Input data.
========
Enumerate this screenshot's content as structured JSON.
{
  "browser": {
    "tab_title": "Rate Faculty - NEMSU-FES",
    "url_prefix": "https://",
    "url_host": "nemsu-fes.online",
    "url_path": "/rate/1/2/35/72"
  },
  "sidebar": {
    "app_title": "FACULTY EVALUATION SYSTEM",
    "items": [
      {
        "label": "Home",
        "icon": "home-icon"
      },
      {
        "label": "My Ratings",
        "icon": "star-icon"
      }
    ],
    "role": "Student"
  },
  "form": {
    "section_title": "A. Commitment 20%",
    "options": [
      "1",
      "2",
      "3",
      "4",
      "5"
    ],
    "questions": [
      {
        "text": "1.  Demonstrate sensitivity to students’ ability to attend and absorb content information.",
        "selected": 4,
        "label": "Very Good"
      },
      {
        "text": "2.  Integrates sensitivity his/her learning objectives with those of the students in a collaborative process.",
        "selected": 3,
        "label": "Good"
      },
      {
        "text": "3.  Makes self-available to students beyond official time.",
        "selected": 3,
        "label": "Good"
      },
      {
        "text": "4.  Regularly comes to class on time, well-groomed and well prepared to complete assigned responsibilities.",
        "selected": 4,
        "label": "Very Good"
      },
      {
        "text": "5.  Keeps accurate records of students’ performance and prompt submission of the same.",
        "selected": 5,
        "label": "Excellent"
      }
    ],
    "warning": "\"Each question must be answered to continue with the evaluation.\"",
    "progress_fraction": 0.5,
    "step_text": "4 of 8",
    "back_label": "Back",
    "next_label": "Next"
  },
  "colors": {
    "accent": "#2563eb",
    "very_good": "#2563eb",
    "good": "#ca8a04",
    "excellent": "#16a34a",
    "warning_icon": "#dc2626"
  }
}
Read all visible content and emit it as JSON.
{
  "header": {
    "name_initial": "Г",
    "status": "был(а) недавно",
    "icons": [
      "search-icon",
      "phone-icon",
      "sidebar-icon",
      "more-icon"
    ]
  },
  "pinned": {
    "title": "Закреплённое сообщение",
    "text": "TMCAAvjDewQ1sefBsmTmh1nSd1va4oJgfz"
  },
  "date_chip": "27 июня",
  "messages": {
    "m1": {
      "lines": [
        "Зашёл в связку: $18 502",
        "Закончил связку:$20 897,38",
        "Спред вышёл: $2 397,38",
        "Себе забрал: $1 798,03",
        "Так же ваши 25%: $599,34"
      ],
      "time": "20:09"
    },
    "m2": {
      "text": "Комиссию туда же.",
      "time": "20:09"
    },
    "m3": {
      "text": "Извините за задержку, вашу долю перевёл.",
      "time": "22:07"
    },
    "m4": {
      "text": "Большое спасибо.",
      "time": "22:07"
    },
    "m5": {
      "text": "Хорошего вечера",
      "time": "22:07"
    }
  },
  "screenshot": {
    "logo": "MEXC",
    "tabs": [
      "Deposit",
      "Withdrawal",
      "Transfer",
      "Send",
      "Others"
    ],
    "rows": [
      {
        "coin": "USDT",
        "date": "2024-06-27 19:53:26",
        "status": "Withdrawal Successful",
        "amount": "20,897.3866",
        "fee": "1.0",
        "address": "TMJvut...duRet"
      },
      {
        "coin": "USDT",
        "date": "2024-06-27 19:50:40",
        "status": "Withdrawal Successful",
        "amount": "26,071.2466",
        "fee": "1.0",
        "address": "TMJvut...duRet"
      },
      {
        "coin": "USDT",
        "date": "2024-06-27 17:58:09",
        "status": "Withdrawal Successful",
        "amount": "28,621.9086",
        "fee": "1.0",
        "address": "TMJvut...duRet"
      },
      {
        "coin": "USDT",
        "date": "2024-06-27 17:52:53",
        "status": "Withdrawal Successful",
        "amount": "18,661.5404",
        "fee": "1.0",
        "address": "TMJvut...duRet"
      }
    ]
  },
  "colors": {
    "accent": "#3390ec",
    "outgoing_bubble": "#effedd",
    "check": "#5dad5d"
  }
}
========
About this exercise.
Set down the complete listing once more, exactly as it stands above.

Solution to this problem.
Enumerate this screenshot's content as structured JSON.
{
  "browser": {
    "tab_title": "Rate Faculty - NEMSU-FES",
    "url_prefix": "https://",
    "url_host": "nemsu-fes.online",
    "url_path": "/rate/1/2/35/72"
  },
  "sidebar": {
    "app_title": "FACULTY EVALUATION SYSTEM",
    "items": [
      {
        "label": "Home",
        "icon": "home-icon"
      },
      {
        "label": "My Ratings",
        "icon": "star-icon"
      }
    ],
    "role": "Student"
  },
  "form": {
    "section_title": "A. Commitment 20%",
    "options": [
      "1",
      "2",
      "3",
      "4",
      "5"
    ],
    "questions": [
      {
        "text": "1.  Demonstrate sensitivity to students’ ability to attend and absorb content information.",
        "selected": 4,
        "label": "Very Good"
      },
      {
        "text": "2.  Integrates sensitivity his/her learning objectives with those of the students in a collaborative process.",
        "selected": 3,
        "label": "Good"
      },
      {
        "text": "3.  Makes self-available to students beyond official time.",
        "selected": 3,
        "label": "Good"
      },
      {
        "text": "4.  Regularly comes to class on time, well-groomed and well prepared to complete assigned responsibilities.",
        "selected": 4,
        "label": "Very Good"
      },
      {
        "text": "5.  Keeps accurate records of students’ performance and prompt submission of the same.",
        "selected": 5,
        "label": "Excellent"
      }
    ],
    "warning": "\"Each question must be answered to continue with the evaluation.\"",
    "progress_fraction": 0.5,
    "step_text": "4 of 8",
    "back_label": "Back",
    "next_label": "Next"
  },
  "colors": {
    "accent": "#2563eb",
    "very_good": "#2563eb",
    "good": "#ca8a04",
    "excellent": "#16a34a",
    "warning_icon": "#dc2626"
  }
}
Read all visible content and emit it as JSON.
{
  "header": {
    "name_initial": "Г",
    "status": "был(а) недавно",
    "icons": [
      "search-icon",
      "phone-icon",
      "sidebar-icon",
      "more-icon"
    ]
  },
  "pinned": {
    "title": "Закреплённое сообщение",
    "text": "TMCAAvjDewQ1sefBsmTmh1nSd1va4oJgfz"
  },
  "date_chip": "27 июня",
  "messages": {
    "m1": {
      "lines": [
        "Зашёл в связку: $18 502",
        "Закончил связку:$20 897,38",
        "Спред вышёл: $2 397,38",
        "Себе забрал: $1 798,03",
        "Так же ваши 25%: $599,34"
      ],
      "time": "20:09"
    },
    "m2": {
      "text": "Комиссию туда же.",
      "time": "20:09"
    },
    "m3": {
      "text": "Извините за задержку, вашу долю перевёл.",
      "time": "22:07"
    },
    "m4": {
      "text": "Большое спасибо.",
      "time": "22:07"
    },
    "m5": {
      "text": "Хорошего вечера",
      "time": "22:07"
    }
  },
  "screenshot": {
    "logo": "MEXC",
    "tabs": [
      "Deposit",
      "Withdrawal",
      "Transfer",
      "Send",
      "Others"
    ],
    "rows": [
      {
        "coin": "USDT",
        "date": "2024-06-27 19:53:26",
        "status": "Withdrawal Successful",
        "amount": "20,897.3866",
        "fee": "1.0",
        "address": "TMJvut...duRet"
      },
      {
        "coin": "USDT",
        "date": "2024-06-27 19:50:40",
        "status": "Withdrawal Successful",
        "amount": "26,071.2466",
        "fee": "1.0",
        "address": "TMJvut...duRet"
      },
      {
        "coin": "USDT",
        "date": "2024-06-27 17:58:09",
        "status": "Withdrawal Successful",
        "amount": "28,621.9086",
        "fee": "1.0",
        "address": "TMJvut...duRet"
      },
      {
        "coin": "USDT",
        "date": "2024-06-27 17:52:53",
        "status": "Withdrawal Successful",
        "amount": "18,661.5404",
        "fee": "1.0",
        "address": "TMJvut...duRet"
      }
    ]
  },
  "colors": {
    "accent": "#3390ec",
    "outgoing_bubble": "#effedd",
    "check": "#5dad5d"
  }
}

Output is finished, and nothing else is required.